# [What the exercise asks]
Work through the records below and tally every line containing "holidaydreams". Reply with the total alone.

# [Raw data]
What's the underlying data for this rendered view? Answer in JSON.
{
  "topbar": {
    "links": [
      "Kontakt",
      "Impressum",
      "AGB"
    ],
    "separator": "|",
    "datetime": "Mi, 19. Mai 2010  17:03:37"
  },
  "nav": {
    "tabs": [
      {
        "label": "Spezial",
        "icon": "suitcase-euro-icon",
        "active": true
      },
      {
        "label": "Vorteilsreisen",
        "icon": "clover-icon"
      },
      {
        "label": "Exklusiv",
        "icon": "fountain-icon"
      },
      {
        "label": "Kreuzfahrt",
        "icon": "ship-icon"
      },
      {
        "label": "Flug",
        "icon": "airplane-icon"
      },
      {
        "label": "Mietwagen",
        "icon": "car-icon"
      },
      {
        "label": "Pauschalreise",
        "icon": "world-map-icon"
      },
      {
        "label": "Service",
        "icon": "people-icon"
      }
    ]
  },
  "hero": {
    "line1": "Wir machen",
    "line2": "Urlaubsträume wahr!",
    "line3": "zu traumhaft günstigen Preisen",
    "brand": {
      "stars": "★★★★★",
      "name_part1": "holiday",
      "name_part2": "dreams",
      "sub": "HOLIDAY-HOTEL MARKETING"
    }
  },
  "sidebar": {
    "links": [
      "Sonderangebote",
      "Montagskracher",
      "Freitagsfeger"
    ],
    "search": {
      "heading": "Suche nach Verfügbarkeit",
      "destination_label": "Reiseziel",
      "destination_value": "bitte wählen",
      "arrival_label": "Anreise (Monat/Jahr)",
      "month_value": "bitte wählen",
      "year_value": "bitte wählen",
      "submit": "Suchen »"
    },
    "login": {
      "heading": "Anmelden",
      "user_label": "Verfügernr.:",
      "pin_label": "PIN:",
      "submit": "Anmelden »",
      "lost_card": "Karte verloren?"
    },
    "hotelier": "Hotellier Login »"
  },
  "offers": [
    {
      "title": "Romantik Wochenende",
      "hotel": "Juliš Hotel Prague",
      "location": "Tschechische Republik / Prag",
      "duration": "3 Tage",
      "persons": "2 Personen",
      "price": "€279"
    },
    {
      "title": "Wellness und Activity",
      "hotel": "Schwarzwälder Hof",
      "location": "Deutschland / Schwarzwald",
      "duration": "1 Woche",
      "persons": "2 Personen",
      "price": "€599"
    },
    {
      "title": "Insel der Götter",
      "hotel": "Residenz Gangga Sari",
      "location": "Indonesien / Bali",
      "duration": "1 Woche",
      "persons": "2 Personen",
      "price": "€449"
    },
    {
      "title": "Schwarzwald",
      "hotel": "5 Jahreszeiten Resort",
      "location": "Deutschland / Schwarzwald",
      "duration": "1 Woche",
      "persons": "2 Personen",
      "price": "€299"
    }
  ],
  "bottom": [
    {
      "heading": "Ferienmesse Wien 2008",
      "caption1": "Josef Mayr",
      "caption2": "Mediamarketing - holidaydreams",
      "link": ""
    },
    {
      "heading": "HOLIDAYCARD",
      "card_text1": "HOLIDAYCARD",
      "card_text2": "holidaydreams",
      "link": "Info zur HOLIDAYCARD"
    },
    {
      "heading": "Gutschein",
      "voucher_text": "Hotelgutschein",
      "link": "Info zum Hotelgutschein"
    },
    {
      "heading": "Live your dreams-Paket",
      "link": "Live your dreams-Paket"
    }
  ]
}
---
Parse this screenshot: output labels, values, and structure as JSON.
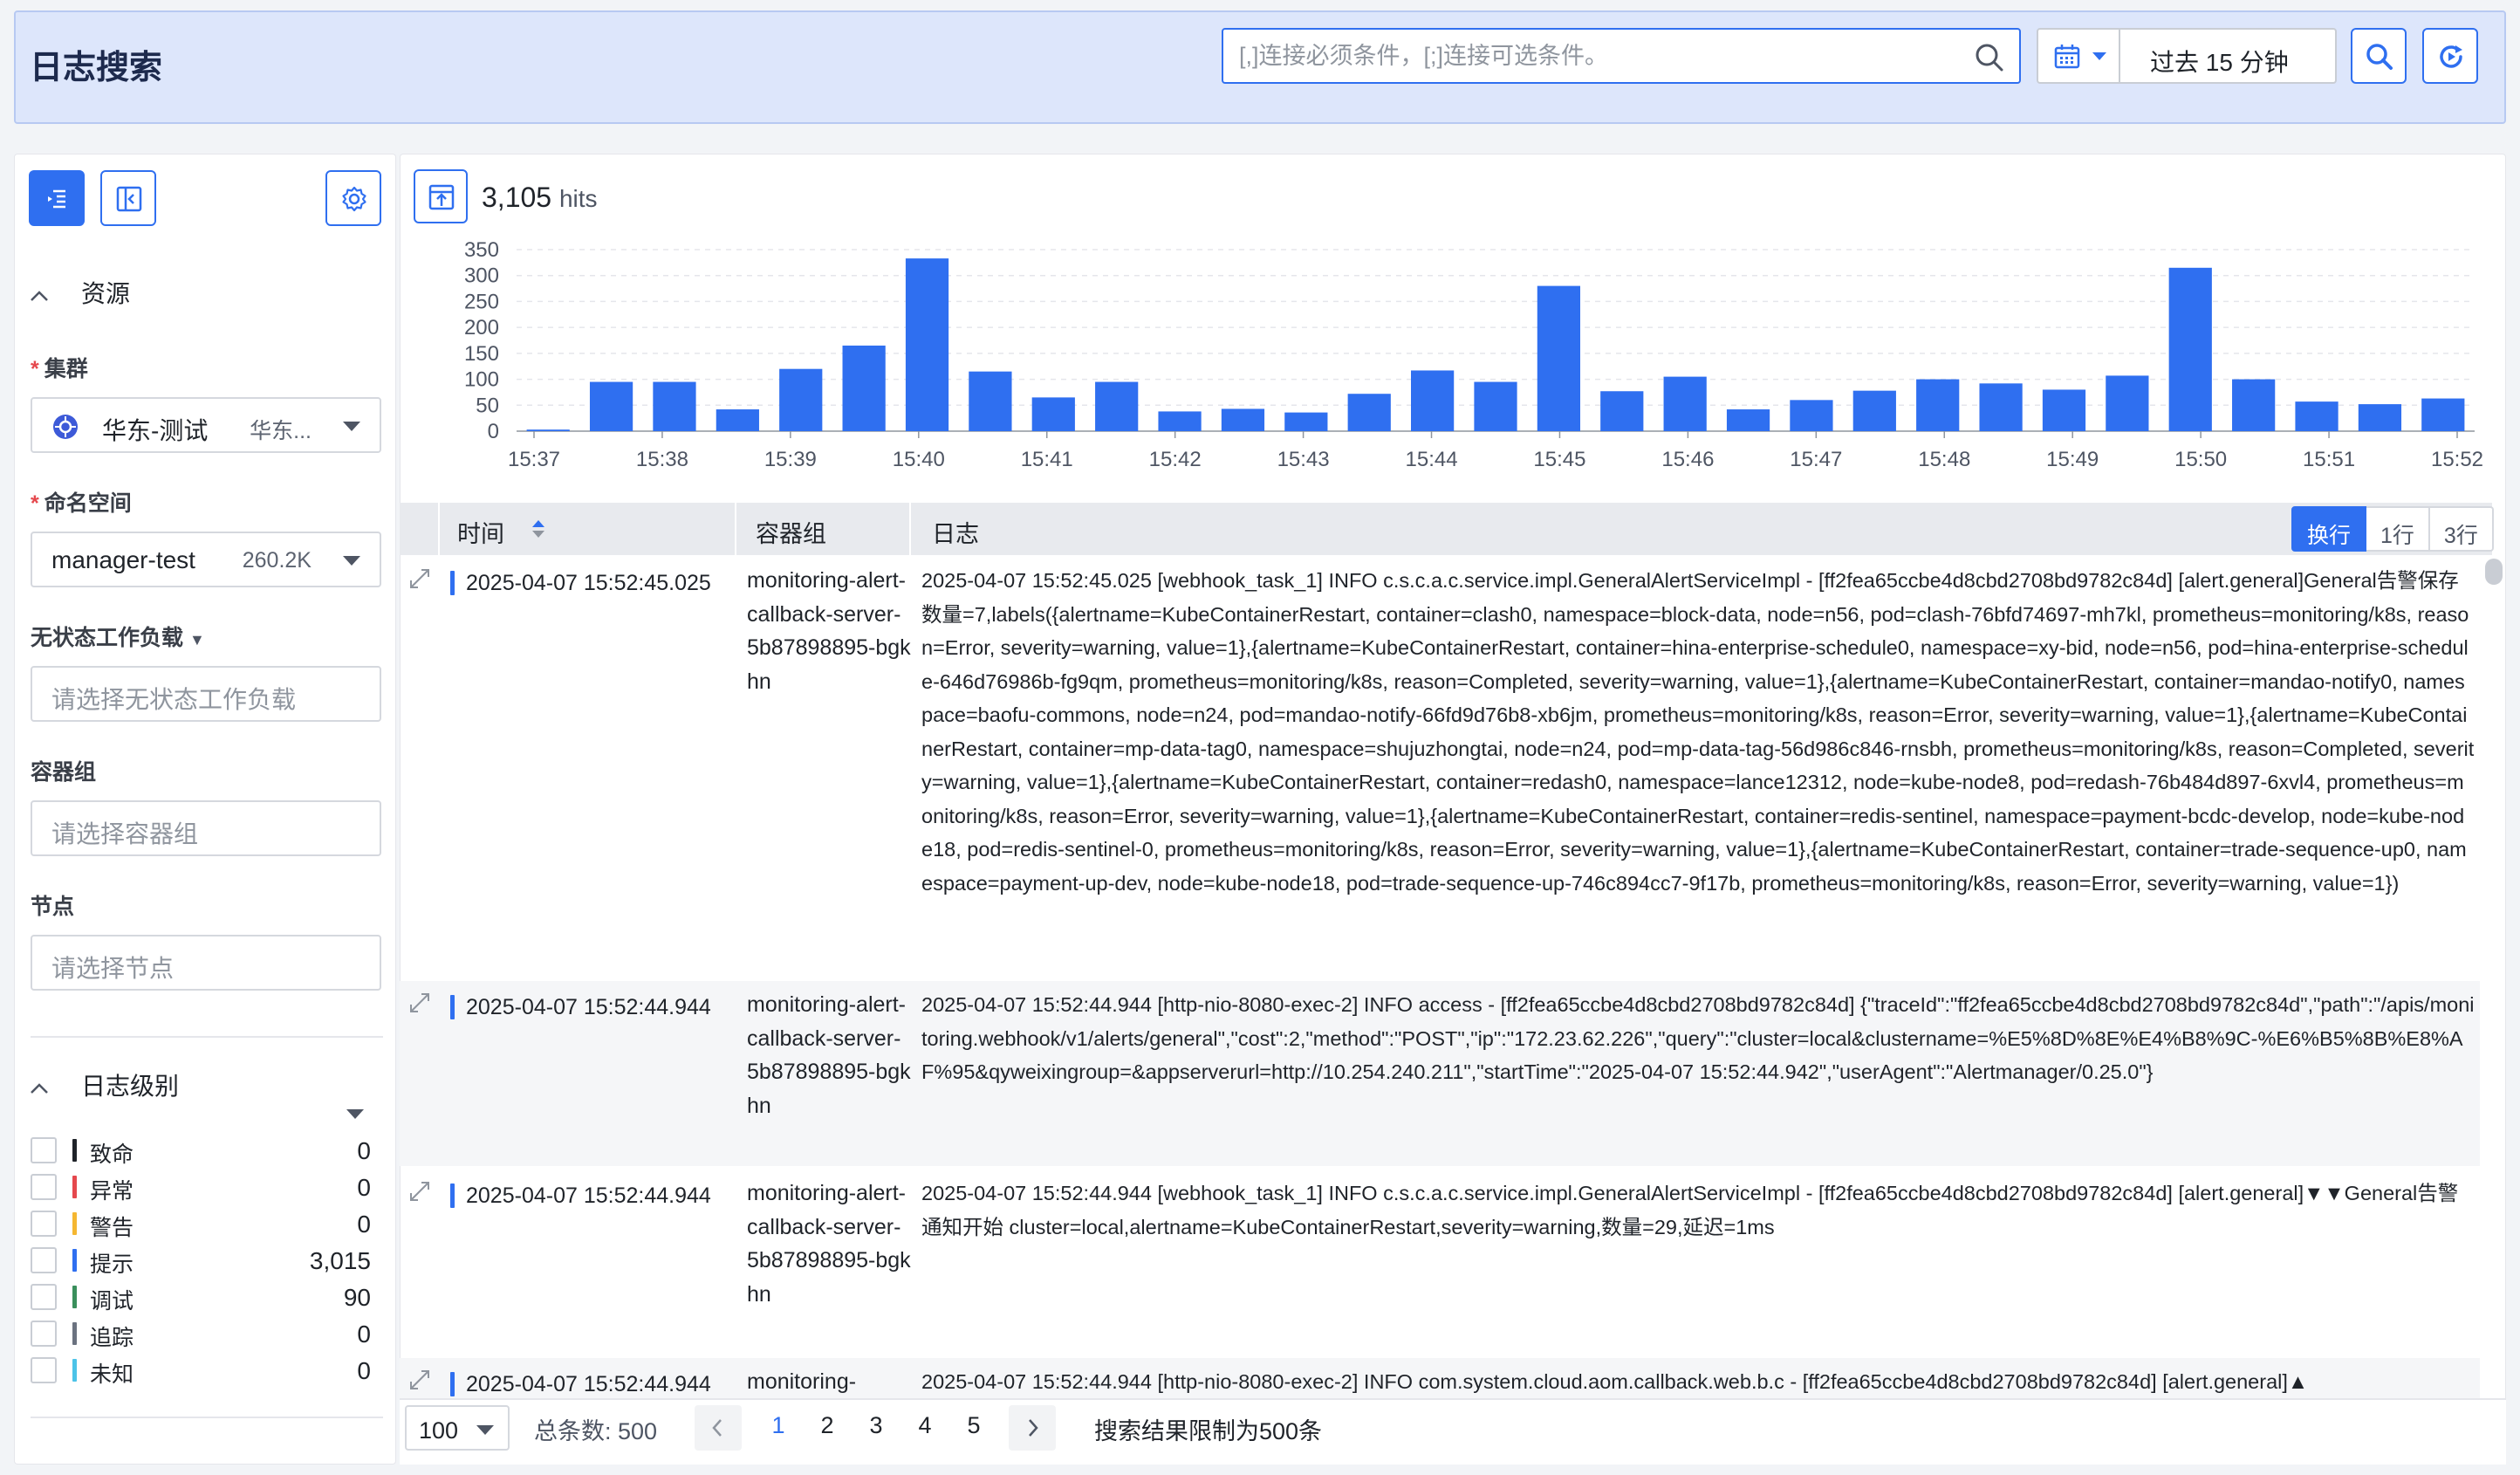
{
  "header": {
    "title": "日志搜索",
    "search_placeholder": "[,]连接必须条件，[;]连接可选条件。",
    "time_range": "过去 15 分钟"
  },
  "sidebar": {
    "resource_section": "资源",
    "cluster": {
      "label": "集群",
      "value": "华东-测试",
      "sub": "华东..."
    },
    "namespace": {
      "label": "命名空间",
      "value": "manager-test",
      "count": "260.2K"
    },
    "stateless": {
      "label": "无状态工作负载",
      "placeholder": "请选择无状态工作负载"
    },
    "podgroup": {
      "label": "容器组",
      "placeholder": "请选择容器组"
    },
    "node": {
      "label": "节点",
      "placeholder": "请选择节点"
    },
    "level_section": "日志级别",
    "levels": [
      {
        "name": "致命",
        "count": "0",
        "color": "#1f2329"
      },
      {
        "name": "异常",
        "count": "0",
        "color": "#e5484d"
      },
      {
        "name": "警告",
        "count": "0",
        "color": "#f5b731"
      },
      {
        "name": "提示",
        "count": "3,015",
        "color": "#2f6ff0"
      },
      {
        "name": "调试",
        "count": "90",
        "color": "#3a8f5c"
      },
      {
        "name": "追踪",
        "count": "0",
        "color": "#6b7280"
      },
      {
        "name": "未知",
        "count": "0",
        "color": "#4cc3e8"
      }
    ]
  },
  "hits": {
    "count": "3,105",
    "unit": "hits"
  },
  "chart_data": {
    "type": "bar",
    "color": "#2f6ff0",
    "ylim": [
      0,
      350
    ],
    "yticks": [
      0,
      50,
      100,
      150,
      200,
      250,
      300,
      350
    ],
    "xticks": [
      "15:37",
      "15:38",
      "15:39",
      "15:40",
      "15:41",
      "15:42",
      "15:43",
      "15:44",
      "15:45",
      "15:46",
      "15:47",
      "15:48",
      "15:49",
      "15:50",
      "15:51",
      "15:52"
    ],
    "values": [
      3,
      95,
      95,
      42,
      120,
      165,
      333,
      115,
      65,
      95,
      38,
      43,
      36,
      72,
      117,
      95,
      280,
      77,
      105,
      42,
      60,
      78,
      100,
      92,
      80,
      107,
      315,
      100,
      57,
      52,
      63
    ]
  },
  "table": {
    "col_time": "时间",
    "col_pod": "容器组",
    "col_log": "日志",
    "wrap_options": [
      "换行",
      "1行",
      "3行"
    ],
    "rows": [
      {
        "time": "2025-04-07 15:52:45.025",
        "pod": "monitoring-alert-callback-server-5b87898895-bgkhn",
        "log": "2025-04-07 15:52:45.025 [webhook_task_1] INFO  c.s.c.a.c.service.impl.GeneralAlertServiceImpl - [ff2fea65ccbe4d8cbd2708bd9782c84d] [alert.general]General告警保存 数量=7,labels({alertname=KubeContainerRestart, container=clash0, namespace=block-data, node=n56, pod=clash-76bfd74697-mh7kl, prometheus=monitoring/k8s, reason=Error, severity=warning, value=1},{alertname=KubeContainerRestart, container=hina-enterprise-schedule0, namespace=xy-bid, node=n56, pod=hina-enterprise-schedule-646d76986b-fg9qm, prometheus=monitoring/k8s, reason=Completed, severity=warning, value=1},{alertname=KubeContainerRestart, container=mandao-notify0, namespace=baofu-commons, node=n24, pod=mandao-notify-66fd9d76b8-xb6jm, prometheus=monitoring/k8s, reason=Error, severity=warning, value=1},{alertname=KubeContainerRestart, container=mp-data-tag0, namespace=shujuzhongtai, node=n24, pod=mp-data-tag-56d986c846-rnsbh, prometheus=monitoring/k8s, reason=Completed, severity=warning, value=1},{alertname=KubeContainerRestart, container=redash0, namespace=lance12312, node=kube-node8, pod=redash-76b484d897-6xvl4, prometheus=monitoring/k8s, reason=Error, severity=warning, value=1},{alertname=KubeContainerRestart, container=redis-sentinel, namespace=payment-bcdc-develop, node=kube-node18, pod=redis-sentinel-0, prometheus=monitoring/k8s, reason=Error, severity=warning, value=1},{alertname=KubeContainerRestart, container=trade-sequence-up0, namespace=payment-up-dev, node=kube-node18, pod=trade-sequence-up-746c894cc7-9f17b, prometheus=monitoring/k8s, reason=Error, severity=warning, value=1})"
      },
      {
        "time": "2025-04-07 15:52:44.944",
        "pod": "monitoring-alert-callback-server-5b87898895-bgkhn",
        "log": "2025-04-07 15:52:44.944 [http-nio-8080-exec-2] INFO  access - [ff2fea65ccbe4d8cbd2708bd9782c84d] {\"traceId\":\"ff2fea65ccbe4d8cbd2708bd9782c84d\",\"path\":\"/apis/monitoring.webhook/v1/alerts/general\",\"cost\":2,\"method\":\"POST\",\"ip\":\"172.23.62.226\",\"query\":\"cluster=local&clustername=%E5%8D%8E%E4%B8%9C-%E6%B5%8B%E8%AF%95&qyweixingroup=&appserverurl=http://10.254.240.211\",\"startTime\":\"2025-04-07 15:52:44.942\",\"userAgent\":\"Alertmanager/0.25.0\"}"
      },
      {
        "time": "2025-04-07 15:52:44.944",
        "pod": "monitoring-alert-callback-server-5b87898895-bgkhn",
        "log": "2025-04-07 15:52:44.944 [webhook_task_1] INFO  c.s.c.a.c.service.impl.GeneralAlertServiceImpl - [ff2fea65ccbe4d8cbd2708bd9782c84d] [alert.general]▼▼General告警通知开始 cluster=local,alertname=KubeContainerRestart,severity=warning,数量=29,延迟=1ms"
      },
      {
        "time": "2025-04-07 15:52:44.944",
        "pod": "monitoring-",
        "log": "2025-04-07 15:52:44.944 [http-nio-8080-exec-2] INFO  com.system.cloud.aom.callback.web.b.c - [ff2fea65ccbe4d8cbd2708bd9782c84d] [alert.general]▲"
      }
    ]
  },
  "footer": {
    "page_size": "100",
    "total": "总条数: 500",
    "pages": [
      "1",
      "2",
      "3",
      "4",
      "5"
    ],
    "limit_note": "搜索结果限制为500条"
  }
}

# [Response]
2